***This is a short story I wrote during an exercise in my creative writing group. In the spirit of the Halloween season, I decided to make it a spooky one. I intend on finishing this at some point, though.
The grass had grown over the stone steps, an observation I made in mild disbelief when I remembered how meticulously my dad had kept this lawn. I remembered the roar of the lawn mower every Sunday, and the stench lingering from the monthly application of pesticide. His front lawn was his pride and joy, which I now realize as an adult was his way of portraying to the world that everything was fine.
Everything was not fine.
Everything was never fine.

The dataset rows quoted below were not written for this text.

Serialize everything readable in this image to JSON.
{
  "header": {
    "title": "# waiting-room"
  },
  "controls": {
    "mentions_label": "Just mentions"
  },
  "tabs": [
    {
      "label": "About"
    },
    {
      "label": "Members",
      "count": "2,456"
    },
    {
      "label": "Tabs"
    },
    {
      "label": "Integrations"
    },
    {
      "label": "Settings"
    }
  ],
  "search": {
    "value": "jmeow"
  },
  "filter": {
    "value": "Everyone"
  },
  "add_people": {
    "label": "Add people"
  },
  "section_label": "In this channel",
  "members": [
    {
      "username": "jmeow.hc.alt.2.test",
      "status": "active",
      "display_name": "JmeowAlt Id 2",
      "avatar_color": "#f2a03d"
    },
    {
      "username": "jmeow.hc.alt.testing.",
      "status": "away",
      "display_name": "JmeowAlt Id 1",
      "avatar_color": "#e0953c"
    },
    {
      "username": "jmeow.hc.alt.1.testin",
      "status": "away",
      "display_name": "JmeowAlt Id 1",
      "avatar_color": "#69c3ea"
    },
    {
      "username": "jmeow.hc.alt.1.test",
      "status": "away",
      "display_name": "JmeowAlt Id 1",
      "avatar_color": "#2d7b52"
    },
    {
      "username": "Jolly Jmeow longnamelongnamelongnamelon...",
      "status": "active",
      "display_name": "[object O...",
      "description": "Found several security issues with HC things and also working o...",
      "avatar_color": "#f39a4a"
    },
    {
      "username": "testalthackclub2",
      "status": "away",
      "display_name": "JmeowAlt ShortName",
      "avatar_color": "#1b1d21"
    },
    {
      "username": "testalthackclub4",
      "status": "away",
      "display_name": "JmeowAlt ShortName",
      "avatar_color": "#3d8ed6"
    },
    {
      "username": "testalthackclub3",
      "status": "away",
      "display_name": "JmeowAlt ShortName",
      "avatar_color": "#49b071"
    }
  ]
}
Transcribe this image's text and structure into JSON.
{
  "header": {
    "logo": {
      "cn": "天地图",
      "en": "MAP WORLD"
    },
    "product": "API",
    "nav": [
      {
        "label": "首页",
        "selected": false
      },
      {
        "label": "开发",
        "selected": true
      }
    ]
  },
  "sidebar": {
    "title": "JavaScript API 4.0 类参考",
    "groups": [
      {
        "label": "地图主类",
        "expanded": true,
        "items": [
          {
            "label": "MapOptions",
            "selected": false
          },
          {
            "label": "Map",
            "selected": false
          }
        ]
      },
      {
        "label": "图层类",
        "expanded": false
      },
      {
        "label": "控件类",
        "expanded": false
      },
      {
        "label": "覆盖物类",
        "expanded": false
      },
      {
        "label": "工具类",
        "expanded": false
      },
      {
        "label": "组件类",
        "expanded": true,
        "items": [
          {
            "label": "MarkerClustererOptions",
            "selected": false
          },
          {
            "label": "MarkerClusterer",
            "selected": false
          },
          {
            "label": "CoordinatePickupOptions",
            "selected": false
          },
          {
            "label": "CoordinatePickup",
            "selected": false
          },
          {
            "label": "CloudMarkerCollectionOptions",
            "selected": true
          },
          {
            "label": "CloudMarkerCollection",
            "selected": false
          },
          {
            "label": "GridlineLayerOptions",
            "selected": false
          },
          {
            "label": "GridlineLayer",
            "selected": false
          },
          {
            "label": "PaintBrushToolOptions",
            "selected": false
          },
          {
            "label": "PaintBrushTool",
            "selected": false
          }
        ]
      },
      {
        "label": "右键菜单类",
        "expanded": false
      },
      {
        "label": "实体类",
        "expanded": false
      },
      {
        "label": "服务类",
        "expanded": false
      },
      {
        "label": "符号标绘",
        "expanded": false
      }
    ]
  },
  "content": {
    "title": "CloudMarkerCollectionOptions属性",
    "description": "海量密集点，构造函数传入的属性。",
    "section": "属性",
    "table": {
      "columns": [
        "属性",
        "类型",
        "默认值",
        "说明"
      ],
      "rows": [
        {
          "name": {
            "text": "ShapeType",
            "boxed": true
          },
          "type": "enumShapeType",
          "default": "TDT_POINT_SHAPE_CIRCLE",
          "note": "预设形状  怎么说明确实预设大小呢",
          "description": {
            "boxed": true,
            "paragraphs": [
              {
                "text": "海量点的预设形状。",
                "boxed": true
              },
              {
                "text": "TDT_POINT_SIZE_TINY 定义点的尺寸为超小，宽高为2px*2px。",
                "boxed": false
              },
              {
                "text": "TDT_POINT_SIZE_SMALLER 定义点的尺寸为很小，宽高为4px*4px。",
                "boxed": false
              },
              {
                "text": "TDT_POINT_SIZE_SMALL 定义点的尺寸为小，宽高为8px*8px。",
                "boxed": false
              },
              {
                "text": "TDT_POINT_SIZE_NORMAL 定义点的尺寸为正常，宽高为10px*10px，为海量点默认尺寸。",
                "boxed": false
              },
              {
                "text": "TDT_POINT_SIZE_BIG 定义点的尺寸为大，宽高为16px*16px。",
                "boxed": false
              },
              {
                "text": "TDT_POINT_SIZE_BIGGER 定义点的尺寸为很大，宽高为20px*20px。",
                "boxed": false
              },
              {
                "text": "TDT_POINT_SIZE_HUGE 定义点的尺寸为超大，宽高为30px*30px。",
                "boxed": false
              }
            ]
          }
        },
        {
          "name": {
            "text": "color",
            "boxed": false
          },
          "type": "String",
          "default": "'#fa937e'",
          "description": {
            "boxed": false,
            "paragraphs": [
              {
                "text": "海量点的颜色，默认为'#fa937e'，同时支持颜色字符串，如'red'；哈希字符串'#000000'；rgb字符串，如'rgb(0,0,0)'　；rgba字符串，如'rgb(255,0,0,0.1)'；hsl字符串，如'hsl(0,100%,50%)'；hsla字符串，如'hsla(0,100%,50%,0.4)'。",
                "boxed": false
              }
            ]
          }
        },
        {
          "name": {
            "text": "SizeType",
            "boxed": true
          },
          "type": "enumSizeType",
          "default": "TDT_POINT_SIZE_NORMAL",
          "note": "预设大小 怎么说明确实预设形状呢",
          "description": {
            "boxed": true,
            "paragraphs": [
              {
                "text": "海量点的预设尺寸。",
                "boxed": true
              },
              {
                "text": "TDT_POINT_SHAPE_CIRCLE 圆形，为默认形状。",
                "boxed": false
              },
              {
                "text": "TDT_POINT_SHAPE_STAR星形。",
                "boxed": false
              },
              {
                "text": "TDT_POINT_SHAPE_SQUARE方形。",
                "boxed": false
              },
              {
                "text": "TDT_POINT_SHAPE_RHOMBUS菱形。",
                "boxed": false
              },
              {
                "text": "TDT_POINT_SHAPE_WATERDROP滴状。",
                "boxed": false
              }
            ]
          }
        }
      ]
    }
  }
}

Beyond this lawn, up the stone steps and into the house one would see – if a stranger ever got that far, which rarely happened – another, much darker reality. The denial on my father’s face. The desperation in my mother’s eyes. My often fearful expression.
Today I made the ascent up those overgrown steps and pushed my way into the battered, weakened door of my childhood home. No one had lived here in at least a decade, and the neighbors had declared it a nuisance.
For me, it was far more than a nuisance. It was the source of many sleepless nights lingering well into my adulthood.
I gingerly climbed the slightly rotted wooden stairs up to where my brother’s old bedroom was, my footsteps creaking loudly as the weakened oak gave slightly from years of neglect. The floors were caked in dust and grime, and I noticed even pidgeon shit thanks to the broken windows caused by neighborhood vandals over the years. Graffiti and gang symbols decorated the halls, scrawled over my mother’s carefully-hung wallpaper.
I shut my eyes just for a moment before I stepped into the room that once belonged to my brother. As much as I had to know if it was still there, I felt as if I couldn’t bear to see it again.
But no, I had come this far already. I forced my eyes open and aimed them at the back wall in search for it.
And there it was.
Those four words scrawled on the wall in my mothers devastated, helpless handwriting, just above where the headboard of my brother’s bed used to be.
Her final words to us. To the world.
I can’t do this.
My blood ran as cold as it did the day I found them. Familiar emotions washed over me as I remembered the sight of my mother’s lifeless body slumped and bleeding over my brother’s, the bullet hole still fresh and square in the middle of his forehead.
The emotional cocktail continued to pulse through my body – Shock. Devastation. Anger.
It was over. It was really over and my mother had sacrificed herself to make sure it would be, too horrified with herself for what she had done to allow herself to live.
For 20 years I had repeatedly explained – pleaded – with the ghost of her, my memories of her, that my brother would have killed her anyway. Just as he had tried to kill me.
The script of what could have been replayed in my mind everyday, each time with a different outcome, each time ending with her still being with us.